### [TASK]
Reproduce the data that follows precisely.

· · · · · · ·

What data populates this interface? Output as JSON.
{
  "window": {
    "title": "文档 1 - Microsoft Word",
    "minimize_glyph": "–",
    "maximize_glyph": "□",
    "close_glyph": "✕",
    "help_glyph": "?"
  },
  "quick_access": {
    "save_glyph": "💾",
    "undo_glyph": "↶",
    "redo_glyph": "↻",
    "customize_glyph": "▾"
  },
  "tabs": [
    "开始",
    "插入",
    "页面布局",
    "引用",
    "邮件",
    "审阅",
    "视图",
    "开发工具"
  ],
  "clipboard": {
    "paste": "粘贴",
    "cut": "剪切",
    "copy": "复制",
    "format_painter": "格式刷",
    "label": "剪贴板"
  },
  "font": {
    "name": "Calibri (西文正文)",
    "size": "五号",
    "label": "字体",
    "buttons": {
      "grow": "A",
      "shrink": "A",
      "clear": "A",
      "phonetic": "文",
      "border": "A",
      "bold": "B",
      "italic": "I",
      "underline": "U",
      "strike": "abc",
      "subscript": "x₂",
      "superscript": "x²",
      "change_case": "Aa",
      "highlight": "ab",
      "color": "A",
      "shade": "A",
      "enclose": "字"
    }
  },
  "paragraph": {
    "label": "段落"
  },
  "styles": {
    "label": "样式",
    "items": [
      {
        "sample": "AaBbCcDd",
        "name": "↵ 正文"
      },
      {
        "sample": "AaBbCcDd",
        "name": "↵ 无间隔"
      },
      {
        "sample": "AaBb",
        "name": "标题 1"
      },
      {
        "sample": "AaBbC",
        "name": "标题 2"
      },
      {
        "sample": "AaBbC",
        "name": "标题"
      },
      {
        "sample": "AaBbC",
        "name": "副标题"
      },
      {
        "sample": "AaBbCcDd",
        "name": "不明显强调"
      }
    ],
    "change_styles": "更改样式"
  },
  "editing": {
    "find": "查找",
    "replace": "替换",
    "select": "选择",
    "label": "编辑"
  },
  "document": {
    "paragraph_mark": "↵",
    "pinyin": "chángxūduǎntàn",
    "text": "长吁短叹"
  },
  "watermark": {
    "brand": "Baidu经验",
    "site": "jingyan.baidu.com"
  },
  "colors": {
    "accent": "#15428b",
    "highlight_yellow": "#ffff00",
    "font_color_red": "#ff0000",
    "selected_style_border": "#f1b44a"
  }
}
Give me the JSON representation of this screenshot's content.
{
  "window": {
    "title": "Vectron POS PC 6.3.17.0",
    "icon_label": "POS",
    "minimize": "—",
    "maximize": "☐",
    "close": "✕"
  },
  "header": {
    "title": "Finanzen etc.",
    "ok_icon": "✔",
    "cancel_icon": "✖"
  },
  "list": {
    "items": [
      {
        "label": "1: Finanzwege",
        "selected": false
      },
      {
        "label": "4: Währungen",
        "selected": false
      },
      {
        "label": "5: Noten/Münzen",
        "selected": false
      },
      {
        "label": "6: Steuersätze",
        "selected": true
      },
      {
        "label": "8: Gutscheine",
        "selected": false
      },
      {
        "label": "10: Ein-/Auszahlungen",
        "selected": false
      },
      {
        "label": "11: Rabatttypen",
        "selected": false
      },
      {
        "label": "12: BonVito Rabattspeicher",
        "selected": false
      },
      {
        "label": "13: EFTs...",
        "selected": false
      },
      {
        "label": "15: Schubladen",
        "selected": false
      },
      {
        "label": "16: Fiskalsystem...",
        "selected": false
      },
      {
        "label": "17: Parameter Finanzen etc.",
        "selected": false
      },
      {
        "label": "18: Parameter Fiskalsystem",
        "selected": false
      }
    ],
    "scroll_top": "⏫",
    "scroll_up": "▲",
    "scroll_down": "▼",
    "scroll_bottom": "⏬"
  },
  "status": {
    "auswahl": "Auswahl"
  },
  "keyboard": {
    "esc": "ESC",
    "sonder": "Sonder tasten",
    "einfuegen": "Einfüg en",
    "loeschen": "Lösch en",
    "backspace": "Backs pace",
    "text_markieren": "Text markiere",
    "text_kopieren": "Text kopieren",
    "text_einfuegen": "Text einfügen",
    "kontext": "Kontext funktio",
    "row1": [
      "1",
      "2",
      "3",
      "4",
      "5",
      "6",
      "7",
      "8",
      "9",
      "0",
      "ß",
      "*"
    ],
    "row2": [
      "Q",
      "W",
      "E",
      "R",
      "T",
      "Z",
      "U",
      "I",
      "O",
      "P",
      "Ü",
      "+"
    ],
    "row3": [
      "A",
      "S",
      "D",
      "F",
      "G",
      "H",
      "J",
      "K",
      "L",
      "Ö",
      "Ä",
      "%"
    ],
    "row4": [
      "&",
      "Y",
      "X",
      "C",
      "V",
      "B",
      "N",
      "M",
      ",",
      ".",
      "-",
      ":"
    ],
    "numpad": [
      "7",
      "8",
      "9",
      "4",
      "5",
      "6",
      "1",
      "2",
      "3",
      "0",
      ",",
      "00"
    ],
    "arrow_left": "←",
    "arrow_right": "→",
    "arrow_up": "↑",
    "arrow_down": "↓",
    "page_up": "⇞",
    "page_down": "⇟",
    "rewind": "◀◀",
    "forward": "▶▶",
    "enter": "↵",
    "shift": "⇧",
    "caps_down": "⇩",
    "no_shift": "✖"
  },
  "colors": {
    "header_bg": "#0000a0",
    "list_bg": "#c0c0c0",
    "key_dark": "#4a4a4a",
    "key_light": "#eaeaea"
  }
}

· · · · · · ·

### [REPLY TO THE EXERCISE]
What data populates this interface? Output as JSON.
{
  "window": {
    "title": "文档 1 - Microsoft Word",
    "minimize_glyph": "–",
    "maximize_glyph": "□",
    "close_glyph": "✕",
    "help_glyph": "?"
  },
  "quick_access": {
    "save_glyph": "💾",
    "undo_glyph": "↶",
    "redo_glyph": "↻",
    "customize_glyph": "▾"
  },
  "tabs": [
    "开始",
    "插入",
    "页面布局",
    "引用",
    "邮件",
    "审阅",
    "视图",
    "开发工具"
  ],
  "clipboard": {
    "paste": "粘贴",
    "cut": "剪切",
    "copy": "复制",
    "format_painter": "格式刷",
    "label": "剪贴板"
  },
  "font": {
    "name": "Calibri (西文正文)",
    "size": "五号",
    "label": "字体",
    "buttons": {
      "grow": "A",
      "shrink": "A",
      "clear": "A",
      "phonetic": "文",
      "border": "A",
      "bold": "B",
      "italic": "I",
      "underline": "U",
      "strike": "abc",
      "subscript": "x₂",
      "superscript": "x²",
      "change_case": "Aa",
      "highlight": "ab",
      "color": "A",
      "shade": "A",
      "enclose": "字"
    }
  },
  "paragraph": {
    "label": "段落"
  },
  "styles": {
    "label": "样式",
    "items": [
      {
        "sample": "AaBbCcDd",
        "name": "↵ 正文"
      },
      {
        "sample": "AaBbCcDd",
        "name": "↵ 无间隔"
      },
      {
        "sample": "AaBb",
        "name": "标题 1"
      },
      {
        "sample": "AaBbC",
        "name": "标题 2"
      },
      {
        "sample": "AaBbC",
        "name": "标题"
      },
      {
        "sample": "AaBbC",
        "name": "副标题"
      },
      {
        "sample": "AaBbCcDd",
        "name": "不明显强调"
      }
    ],
    "change_styles": "更改样式"
  },
  "editing": {
    "find": "查找",
    "replace": "替换",
    "select": "选择",
    "label": "编辑"
  },
  "document": {
    "paragraph_mark": "↵",
    "pinyin": "chángxūduǎntàn",
    "text": "长吁短叹"
  },
  "watermark": {
    "brand": "Baidu经验",
    "site": "jingyan.baidu.com"
  },
  "colors": {
    "accent": "#15428b",
    "highlight_yellow": "#ffff00",
    "font_color_red": "#ff0000",
    "selected_style_border": "#f1b44a"
  }
}
Give me the JSON representation of this screenshot's content.
{
  "window": {
    "title": "Vectron POS PC 6.3.17.0",
    "icon_label": "POS",
    "minimize": "—",
    "maximize": "☐",
    "close": "✕"
  },
  "header": {
    "title": "Finanzen etc.",
    "ok_icon": "✔",
    "cancel_icon": "✖"
  },
  "list": {
    "items": [
      {
        "label": "1: Finanzwege",
        "selected": false
      },
      {
        "label": "4: Währungen",
        "selected": false
      },
      {
        "label": "5: Noten/Münzen",
        "selected": false
      },
      {
        "label": "6: Steuersätze",
        "selected": true
      },
      {
        "label": "8: Gutscheine",
        "selected": false
      },
      {
        "label": "10: Ein-/Auszahlungen",
        "selected": false
      },
      {
        "label": "11: Rabatttypen",
        "selected": false
      },
      {
        "label": "12: BonVito Rabattspeicher",
        "selected": false
      },
      {
        "label": "13: EFTs...",
        "selected": false
      },
      {
        "label": "15: Schubladen",
        "selected": false
      },
      {
        "label": "16: Fiskalsystem...",
        "selected": false
      },
      {
        "label": "17: Parameter Finanzen etc.",
        "selected": false
      },
      {
        "label": "18: Parameter Fiskalsystem",
        "selected": false
      }
    ],
    "scroll_top": "⏫",
    "scroll_up": "▲",
    "scroll_down": "▼",
    "scroll_bottom": "⏬"
  },
  "status": {
    "auswahl": "Auswahl"
  },
  "keyboard": {
    "esc": "ESC",
    "sonder": "Sonder tasten",
    "einfuegen": "Einfüg en",
    "loeschen": "Lösch en",
    "backspace": "Backs pace",
    "text_markieren": "Text markiere",
    "text_kopieren": "Text kopieren",
    "text_einfuegen": "Text einfügen",
    "kontext": "Kontext funktio",
    "row1": [
      "1",
      "2",
      "3",
      "4",
      "5",
      "6",
      "7",
      "8",
      "9",
      "0",
      "ß",
      "*"
    ],
    "row2": [
      "Q",
      "W",
      "E",
      "R",
      "T",
      "Z",
      "U",
      "I",
      "O",
      "P",
      "Ü",
      "+"
    ],
    "row3": [
      "A",
      "S",
      "D",
      "F",
      "G",
      "H",
      "J",
      "K",
      "L",
      "Ö",
      "Ä",
      "%"
    ],
    "row4": [
      "&",
      "Y",
      "X",
      "C",
      "V",
      "B",
      "N",
      "M",
      ",",
      ".",
      "-",
      ":"
    ],
    "numpad": [
      "7",
      "8",
      "9",
      "4",
      "5",
      "6",
      "1",
      "2",
      "3",
      "0",
      ",",
      "00"
    ],
    "arrow_left": "←",
    "arrow_right": "→",
    "arrow_up": "↑",
    "arrow_down": "↓",
    "page_up": "⇞",
    "page_down": "⇟",
    "rewind": "◀◀",
    "forward": "▶▶",
    "enter": "↵",
    "shift": "⇧",
    "caps_down": "⇩",
    "no_shift": "✖"
  },
  "colors": {
    "header_bg": "#0000a0",
    "list_bg": "#c0c0c0",
    "key_dark": "#4a4a4a",
    "key_light": "#eaeaea"
  }
}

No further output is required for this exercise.